Saturday, January 2, 2010

Setting the Stage

With the beginning of a new year and another birthday looming on the horizon, I can't help but consider my own mortality. It seems more important then ever to pass on to my family the history that I grew up hearing stories about and the history that I lived. These things that shaped who I am and where I came from should not be lost in the struggles of everday life, they should be told and retold from generation to generation and being the only one left to remember, I will try to pass it on to those of you who will read this. ( The picture is of me and my sister Geneva, taken in the year of my birth.)

My parents migrated from Oklahoma to California in the summer of 1935. They came with everything they owned and five children loaded on an old 1920 something pickup truck. They worked as they went and bartered with things they had for things they needed. They had left the farm in the midst of the great depression and the Oklahoma dust bowl. They came and worked in the fields of California, the not so kind word for them was Okie and the less kind word was fruit tramp. My parents were proud, hard working people not used to handouts and refusing to take any. When they got to Pasadena, daddy got a job with the WPA, which was a government program to put people to work building the infrastructure of many towns and cities.
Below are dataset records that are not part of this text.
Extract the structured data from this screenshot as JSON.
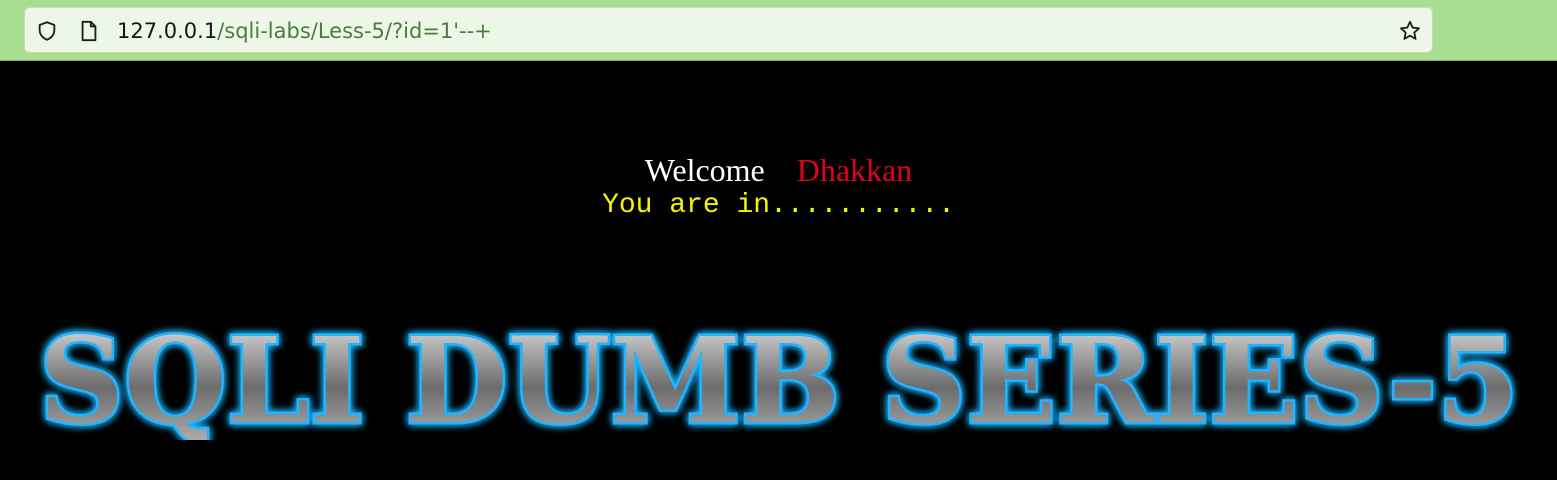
{
  "browser": {
    "url_host": "127.0.0.1",
    "url_path": "/sqli-labs/Less-5/?id=1'--+",
    "icons": [
      "shield-icon",
      "page-icon",
      "star-icon"
    ],
    "colors": {
      "toolbar": "#a9dd8f",
      "urlbar": "#edf7e8"
    }
  },
  "page": {
    "welcome_label": "Welcome",
    "user_name": "Dhakkan",
    "status_message": "You are in...........",
    "banner_text": "SQLI DUMB SERIES-5",
    "colors": {
      "background": "#000000",
      "welcome": "#ffffff",
      "name": "#e2001a",
      "status": "#f5f500",
      "banner_glow": "#1ea9f0"
    }
  }
}
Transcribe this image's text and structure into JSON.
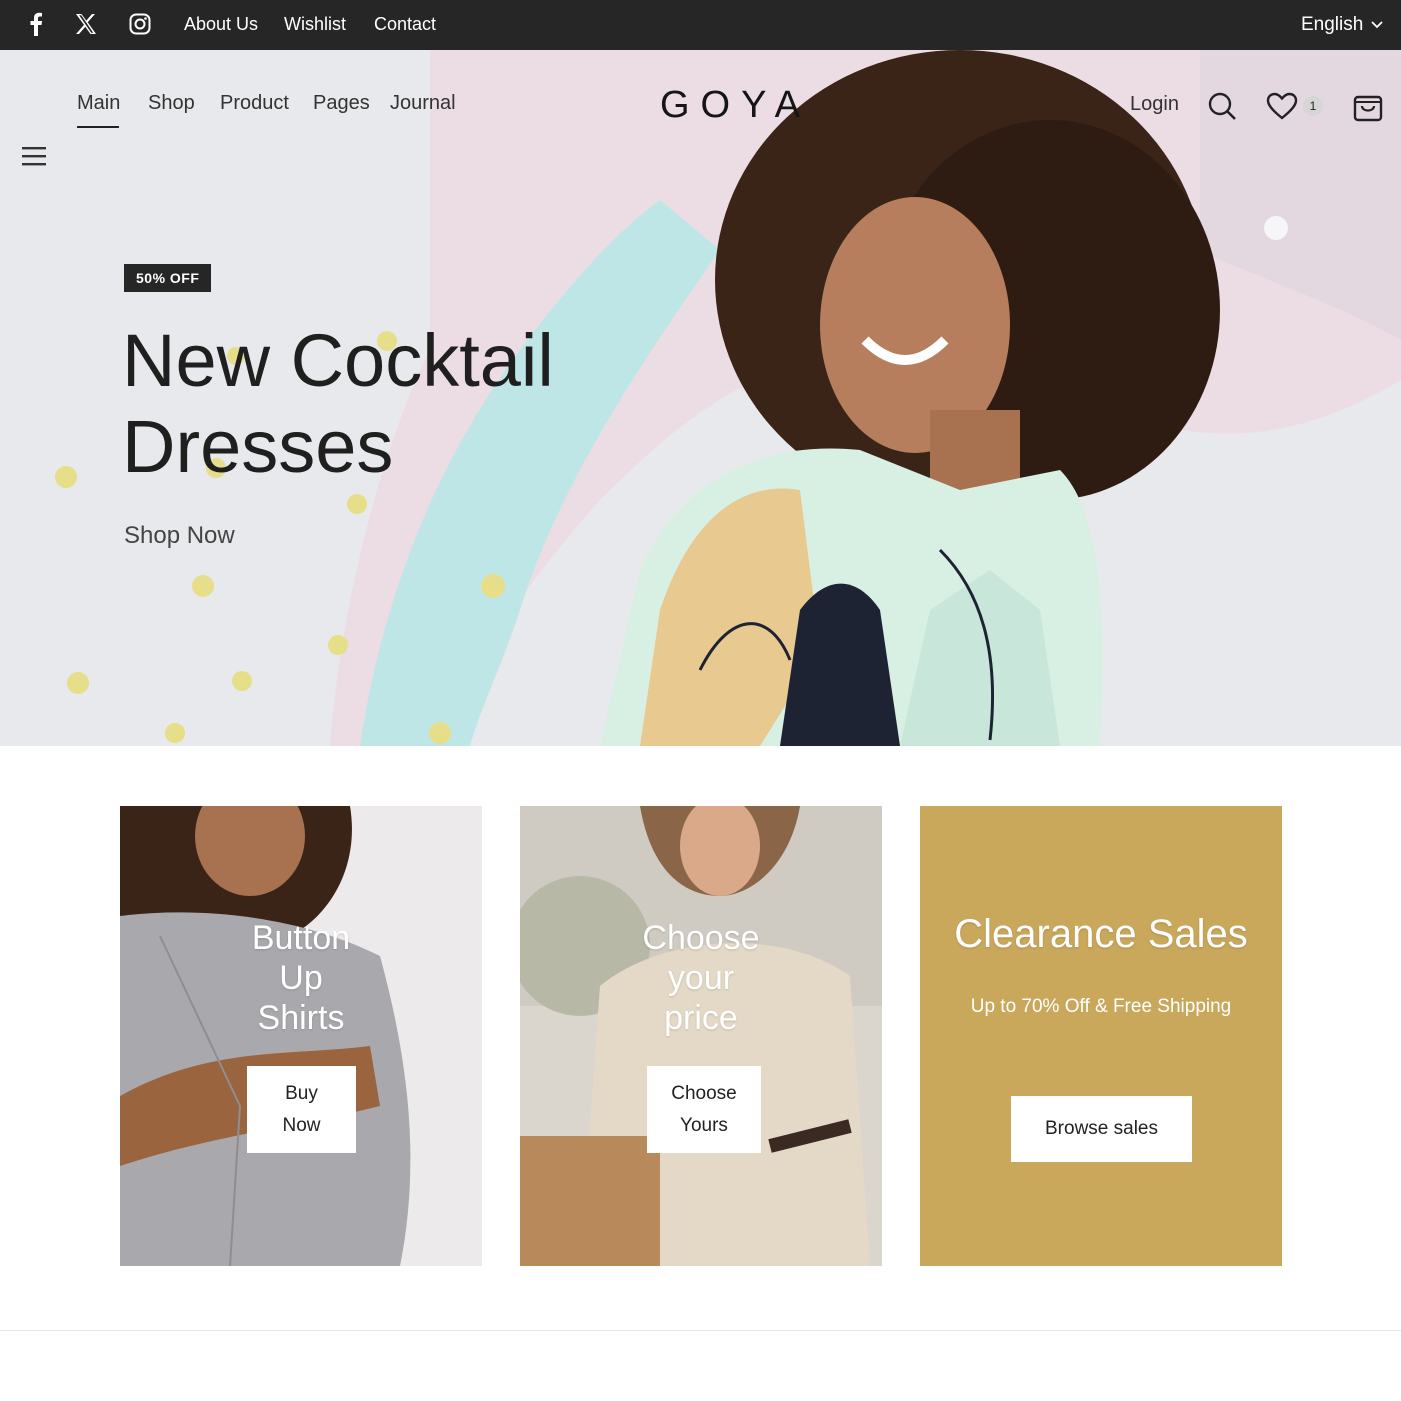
{
  "topbar": {
    "social": [
      "facebook-icon",
      "x-twitter-icon",
      "instagram-icon"
    ],
    "links": [
      "About Us",
      "Wishlist",
      "Contact"
    ],
    "language": "English"
  },
  "nav": {
    "links": [
      "Main",
      "Shop",
      "Product",
      "Pages",
      "Journal"
    ],
    "active": "Main",
    "logo": "GOYA",
    "login": "Login",
    "wishlist_count": "1"
  },
  "hero": {
    "tag": "50% OFF",
    "title_line1": "New Cocktail",
    "title_line2": "Dresses",
    "cta": "Shop Now"
  },
  "cards": [
    {
      "title_lines": [
        "Button",
        "Up",
        "Shirts"
      ],
      "button_lines": [
        "Buy",
        "Now"
      ]
    },
    {
      "title_lines": [
        "Choose",
        "your",
        "price"
      ],
      "button_lines": [
        "Choose",
        "Yours"
      ]
    },
    {
      "title": "Clearance Sales",
      "subtitle": "Up to 70% Off & Free Shipping",
      "button": "Browse sales"
    }
  ],
  "colors": {
    "topbar": "#262626",
    "clearance_card": "#c9a85c",
    "text_dark": "#1f1f1f"
  }
}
You can still see plaques on some corner sidwalks marked with a government seal and the letters WPA on them. I don't remember these times because I was born a year and a half after they got to California.

The history that I lived and remember first hand is when our country was in the midst of World War II. Both of my brothers were over seas, Joe in Europe and Charley in Asia. Things here at home were less then wonderful. I remember rationing, you couldn't just go buy a bag of sugar or a pair of shoes. You had to have rationing stamps for those items. Everything was going into the war effort. The people at home only got a limited amount of those things that were also needed for our armed forces. They came first and we were, at least in our home, content with that. We were patriotic (I still am). My sister, Geneva and I took our dimes to school and bought stamps that we pasted in a book. When the book was full we would redeem the book for a US Savings Bond, at that time referred to as War Bonds. Even the children in grade school were proud to do their part. I remember washing out tin cans, cutting the bottom out of them, crushing them and putting them in a box along with foil we had taken off gum wrappers and cigarette packs. These were set out at the curb for the Boy Scouts to pick up along with the newspapers . You see, your generation didn't start the recycle thing. It was in full swing in the 40's, we even saved and recycled string. Don't ask me what they used old string for. But, we all did what the government asked us to do for the war effort.